By Henrik Sonne Petersen
Many of us have gathered to pray for Ukraine these past weeks. Some of us have even been invited to pray with Christians from both Ukraine and Russia. But it has not been easy to pray. How do I pray in times of conflict and war?
The Bible describes several approaches to prayer:
The Psalms reverberate with prayers that give voice to anger, fear and anxiety, alongside joy and overwhelming relief (when the Psalmist realises that God is present amidst this troubled world). A repeating chorus throughout many psalms is: “Why are you downcast, my soul?… Put your hope in God”. We are called to patience and hope, looking out for God even in places where he seems not to be.
We see Jesus embodying another approach when Jesus says to priest, who has lost his daughter, “Do not fear, only believe”. It sounds insensitive, even arrogant, to say something like that to a person who has lost a family member. But Jesus calls this man, and us, to resist the temptation – even when faced with death – to let fear take over. Faith, not fear, should lead what we think, believe and do.

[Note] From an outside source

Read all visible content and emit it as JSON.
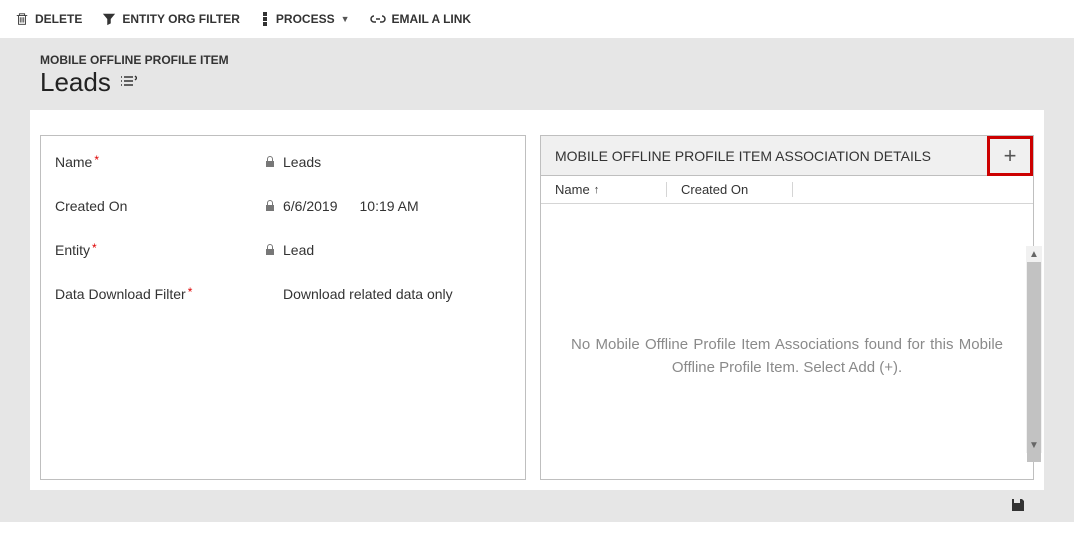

I’m sure there are also other ways to pray. But let’s reconsider the question: How do we pray facing war, insecurity and evil? I wonder if Jesus might respond: ‘This is how you should pray… Our Father…’ When we pray the Lord’s Prayer with war and conflict at the front of our minds, we see that it involves so much – solidarity with the suffering, seeing God’s love at work, resisting temptation, God confronting evil… Sometimes the prayer, Our Father, is the only suitable response to impossible situations.